Rodriguez's ascent started in 1997 as the hitting coach of Tampa Bay's rookie-league team. He rocketed up the Marlins' organization and peaked in 2010 when the big-league club made him the first Puerto Rican-born manager in major-league history. He went 78-85 during parts of two seasons before resigning last June following a long losing streak.
Roughly 10 minutes after that announcement, he said, another unnamed big-league team offered a job on its staff — and a different club made a similar offer a week later. He held off and took the Indians' job because of that club's reputation for developing players, especially those from Latin America.
"Going back to A-ball, I really have to remind myself on a daily basis that I have to start (teaching the players) from zero," Rodriguez said. "I can't assume anything with these guys, with the young players, so it's a daily reminder for me."
The move back down to the minors usually requires a refocusing of priorities. While managers are judged primarily on wins and losses in the big leagues, the emphasis is a little different in the minors — the record matters, but generally not as much as keeping the players developing and moving up the farm system.

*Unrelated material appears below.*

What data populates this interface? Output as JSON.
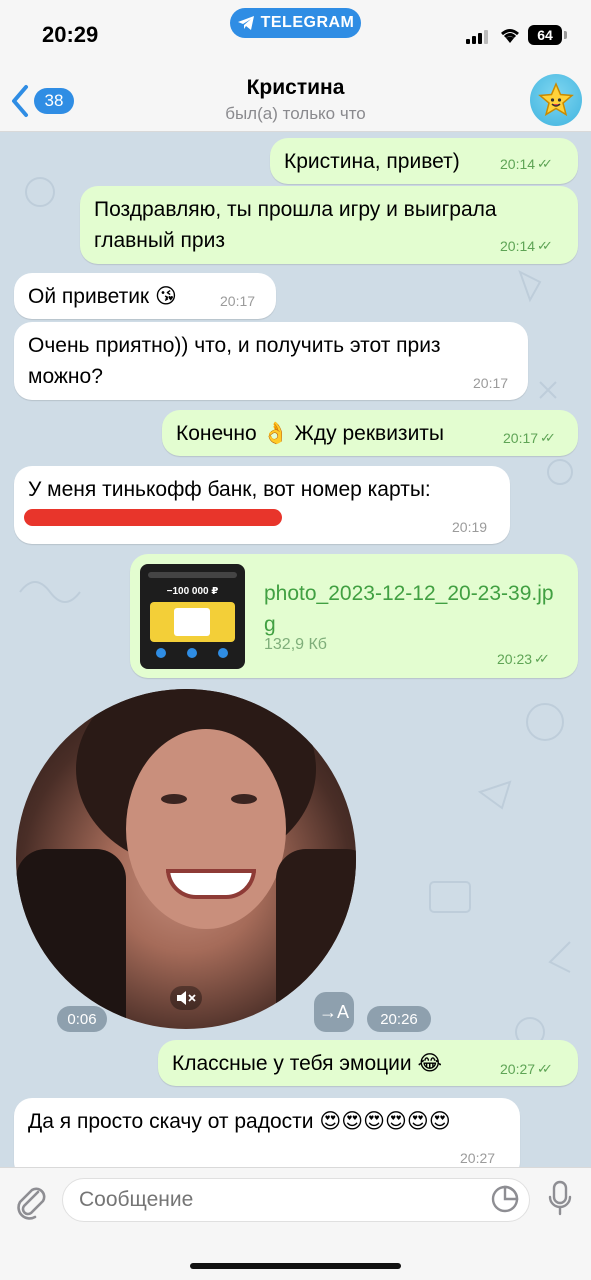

Players' "makeup sometimes is different — they're a little more fragile mentally, and they have to understand that it's a grind," Rodriguez said. "It's a long season, and that's the part that as a manager or coach, you have to take that in consideration, making sure the confidence is going to be there regardless. ... The difference is, in the big leagues, you have to make sure they're doing their work and all that. In the minor leagues, you really have to work on the mental side of the player."
Their experience certainly gives them added credibility with their impressionable players.

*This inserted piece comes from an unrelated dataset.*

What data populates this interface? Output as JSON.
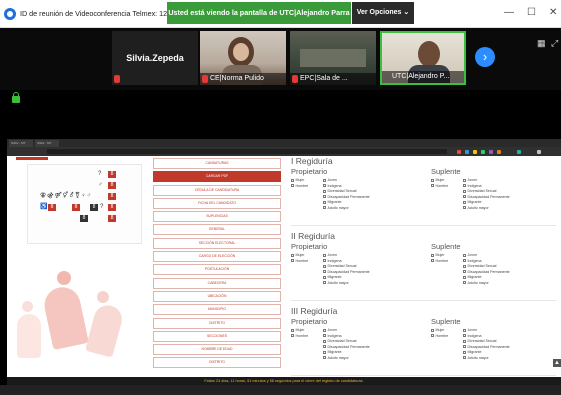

"He treats us like men," said Tony Wolters, a 20-year-old shortstop with the Mudcats. "If I was in the big leagues, I think that's how it would be."
Rodriguez insists he isn't in a rush to get back to that level. Sure, if a big-league team wanted to talk, he'd take the call — but that's not what drives him these days.
"If I retired today or they fired me today, I would be pleased," Rodriguez said. "I just want to be in baseball for as long as I can and they want me here. There's no goal, there's no agenda of going back to the big leagues. If there's some team out there that would want my service? Yeah, of course, why not? But it's not a goal. ... I can retire tomorrow or today, and I will be pleased with what I've done."
AP Sports Writers Tom Withers in Cleveland and Bernie Wilson in San Diego contributed to this report.